Most businesses conduct fire drills and have disaster recovery plans, but not many have created active shooter response plans. However, based on a 2016 report, business are more likely to be affected by an armed intruder than a fire, climatic event, or a chemical spill. Employees need to be prepared to respond to threats ranging from a disgruntled coworker, relative, or domestic partner, to a politically motivated or terrorist attack.
Assessing your facility, training employees to pay attention to warning signs and respond constructively, and assembling a crisis management team are all components of a sound active shooter response plan. Learn more on how you can prepare your business and employees for such an incident from Parker, Smith & Feek Account Executive Marie Gallanar in the Puget Sound Business Journal.

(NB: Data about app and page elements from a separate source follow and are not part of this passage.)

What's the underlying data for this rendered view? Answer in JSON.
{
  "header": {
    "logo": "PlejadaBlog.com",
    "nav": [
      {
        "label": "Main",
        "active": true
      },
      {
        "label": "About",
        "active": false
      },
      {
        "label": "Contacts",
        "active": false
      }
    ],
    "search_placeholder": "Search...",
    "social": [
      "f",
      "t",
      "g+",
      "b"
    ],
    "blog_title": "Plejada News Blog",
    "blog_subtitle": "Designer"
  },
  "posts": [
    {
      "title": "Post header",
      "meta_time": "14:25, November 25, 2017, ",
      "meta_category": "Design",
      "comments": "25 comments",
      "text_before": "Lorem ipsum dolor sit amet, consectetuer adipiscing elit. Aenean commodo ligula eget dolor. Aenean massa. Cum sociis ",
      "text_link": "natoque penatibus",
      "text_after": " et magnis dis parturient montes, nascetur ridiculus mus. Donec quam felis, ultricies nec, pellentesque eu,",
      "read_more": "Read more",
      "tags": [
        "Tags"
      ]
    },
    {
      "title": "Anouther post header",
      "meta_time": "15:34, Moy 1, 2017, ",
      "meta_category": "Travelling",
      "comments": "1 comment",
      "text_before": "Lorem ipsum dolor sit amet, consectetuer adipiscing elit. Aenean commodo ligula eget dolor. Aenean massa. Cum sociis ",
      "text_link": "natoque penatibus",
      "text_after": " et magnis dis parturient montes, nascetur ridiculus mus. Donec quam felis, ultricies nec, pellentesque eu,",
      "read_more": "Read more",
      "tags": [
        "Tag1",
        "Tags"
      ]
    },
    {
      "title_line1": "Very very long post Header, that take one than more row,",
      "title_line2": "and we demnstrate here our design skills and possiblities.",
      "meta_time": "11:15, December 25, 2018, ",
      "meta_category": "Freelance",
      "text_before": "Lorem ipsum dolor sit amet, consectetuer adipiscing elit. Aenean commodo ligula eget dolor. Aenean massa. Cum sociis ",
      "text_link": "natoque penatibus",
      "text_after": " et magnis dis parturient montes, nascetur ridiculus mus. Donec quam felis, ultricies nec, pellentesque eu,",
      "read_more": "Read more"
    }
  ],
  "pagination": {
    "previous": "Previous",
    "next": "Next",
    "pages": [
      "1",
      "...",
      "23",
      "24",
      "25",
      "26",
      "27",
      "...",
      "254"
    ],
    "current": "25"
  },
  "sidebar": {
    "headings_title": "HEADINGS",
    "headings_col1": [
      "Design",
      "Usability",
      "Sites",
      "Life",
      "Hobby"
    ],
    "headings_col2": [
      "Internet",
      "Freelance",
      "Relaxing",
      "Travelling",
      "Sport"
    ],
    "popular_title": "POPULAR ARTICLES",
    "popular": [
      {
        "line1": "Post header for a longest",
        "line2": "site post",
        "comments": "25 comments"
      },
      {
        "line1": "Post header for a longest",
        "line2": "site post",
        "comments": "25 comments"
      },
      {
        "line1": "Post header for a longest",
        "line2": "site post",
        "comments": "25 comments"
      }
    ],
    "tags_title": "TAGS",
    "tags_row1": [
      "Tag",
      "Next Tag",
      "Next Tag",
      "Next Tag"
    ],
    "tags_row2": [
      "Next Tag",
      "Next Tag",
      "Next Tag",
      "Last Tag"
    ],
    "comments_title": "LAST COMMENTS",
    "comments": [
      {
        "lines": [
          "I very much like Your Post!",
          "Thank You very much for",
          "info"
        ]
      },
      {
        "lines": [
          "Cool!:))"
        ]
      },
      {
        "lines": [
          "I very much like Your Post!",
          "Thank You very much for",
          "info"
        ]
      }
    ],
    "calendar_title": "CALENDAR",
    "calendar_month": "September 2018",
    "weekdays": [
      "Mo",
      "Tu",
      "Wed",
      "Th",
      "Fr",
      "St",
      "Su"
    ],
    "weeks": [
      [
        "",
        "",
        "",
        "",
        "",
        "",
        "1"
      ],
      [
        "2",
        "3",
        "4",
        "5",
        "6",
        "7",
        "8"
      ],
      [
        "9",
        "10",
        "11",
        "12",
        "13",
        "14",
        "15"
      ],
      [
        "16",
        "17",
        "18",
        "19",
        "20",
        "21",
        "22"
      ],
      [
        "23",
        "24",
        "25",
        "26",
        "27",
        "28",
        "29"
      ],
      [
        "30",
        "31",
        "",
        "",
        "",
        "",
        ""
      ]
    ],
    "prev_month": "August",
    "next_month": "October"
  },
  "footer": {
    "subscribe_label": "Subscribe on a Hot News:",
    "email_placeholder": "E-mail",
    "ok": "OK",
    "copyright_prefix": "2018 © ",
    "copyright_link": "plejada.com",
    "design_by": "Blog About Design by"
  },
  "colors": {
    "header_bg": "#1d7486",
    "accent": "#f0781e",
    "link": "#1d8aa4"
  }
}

The views and opinions expressed within are those of the author(s) and do not necessarily reflect the official policy or position of Parker, Smith & Feek. While every effort has been taken in compiling this information to ensure that its contents are totally accurate, neither the publisher nor the author can accept liability for any inaccuracies or changed circumstances of any information herein or for the consequences of any reliance placed upon it.